4 of 5 people found the following review helpful
Takes too long to get going,
This review is from: The Summer of Dead Toys (Hardcover)
Customer review from the Amazon Vine Programme (What's this?)Inspector Hector Salgada returns to Barcelona from his native Argentina after a month's enforced 'holiday' following an incident in which he beat up a man who was trafficking under-aged prostitutes from Africa. His boss is hoping to put the whole matter quietly to bed but the man he assaulted has now disappeared, a pig's head left on his desk. With Salgada not yet reinstated, his superintendent asks him to look unofficially into the case of a 19-year-old boy who fell from his bedroom window and whose mother is not willing to accept that it was an accident.
I wanted to like this novel. It has an interesting and attractive central character in Héctor. He's a classic outsider, being an Argentinian in Spain and he has an interesting personal life as his wife has left him 'to explore her sexuality'. Ouch! He's a passionate man, too, both in life and his job.
But, but but, I got bogged down in the story and found myself flagging about fifty pages in, reluctant to pick it up once I'd put it down. I found the plot bitty and insufficiently gripping. I did get into it in the end, about half way through, but an author can't afford to wait 150 pages to hook his reader, not these days. I found the prose a little ponderous too, but I don't know if that's down to Hill or his translator. One strand of plot peters out in the most perfunctory way.
Hill needs to decide what he's going to switch to the present tense for. The first time is for a flashback of Héctor's, which is fine, if that's what he's decided; but the next sudden switch is for something that's happening at the same time as the scene that preceded and followed it. Why change tense for that? It seems random.

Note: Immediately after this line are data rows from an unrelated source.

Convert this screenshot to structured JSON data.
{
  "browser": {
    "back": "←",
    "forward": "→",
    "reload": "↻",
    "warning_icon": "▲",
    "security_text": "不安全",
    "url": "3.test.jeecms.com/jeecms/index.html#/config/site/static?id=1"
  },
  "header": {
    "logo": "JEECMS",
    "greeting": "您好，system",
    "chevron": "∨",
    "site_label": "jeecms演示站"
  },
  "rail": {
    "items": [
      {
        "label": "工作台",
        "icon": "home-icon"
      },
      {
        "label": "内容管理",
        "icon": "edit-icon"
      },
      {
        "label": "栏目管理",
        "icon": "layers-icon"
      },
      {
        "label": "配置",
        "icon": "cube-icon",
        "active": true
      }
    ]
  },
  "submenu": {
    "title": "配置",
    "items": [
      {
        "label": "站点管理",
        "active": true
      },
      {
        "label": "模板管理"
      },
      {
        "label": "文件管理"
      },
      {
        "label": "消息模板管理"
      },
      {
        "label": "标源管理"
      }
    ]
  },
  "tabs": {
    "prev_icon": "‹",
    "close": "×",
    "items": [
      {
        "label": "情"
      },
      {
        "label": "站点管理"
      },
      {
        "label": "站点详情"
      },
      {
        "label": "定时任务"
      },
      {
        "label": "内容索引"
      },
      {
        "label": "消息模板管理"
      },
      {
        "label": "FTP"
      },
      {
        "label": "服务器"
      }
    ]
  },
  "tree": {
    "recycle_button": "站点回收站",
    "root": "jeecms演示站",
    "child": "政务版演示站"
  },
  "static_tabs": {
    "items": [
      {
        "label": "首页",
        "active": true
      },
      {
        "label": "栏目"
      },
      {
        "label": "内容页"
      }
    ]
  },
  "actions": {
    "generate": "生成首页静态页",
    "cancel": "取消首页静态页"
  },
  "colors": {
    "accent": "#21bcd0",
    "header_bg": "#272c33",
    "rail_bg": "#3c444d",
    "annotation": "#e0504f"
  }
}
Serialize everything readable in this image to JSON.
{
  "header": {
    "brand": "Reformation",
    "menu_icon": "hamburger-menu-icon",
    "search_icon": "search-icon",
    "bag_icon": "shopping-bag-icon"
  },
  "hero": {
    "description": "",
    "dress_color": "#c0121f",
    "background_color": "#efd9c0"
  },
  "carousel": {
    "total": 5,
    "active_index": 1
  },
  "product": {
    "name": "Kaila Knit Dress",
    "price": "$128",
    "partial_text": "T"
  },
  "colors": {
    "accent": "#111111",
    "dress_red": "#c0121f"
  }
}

I've given it three stars as it's a first novel and novelists need time to grow. The last few chapters suggest that Hill could become a fine novelist if he can only get off to a stronger start. The publisher is optimistic that this will move the focus of crime fiction from Scandinavia to Spain. I think the Swedes and Norwegians can rest easy in their Ikea beds for the moment.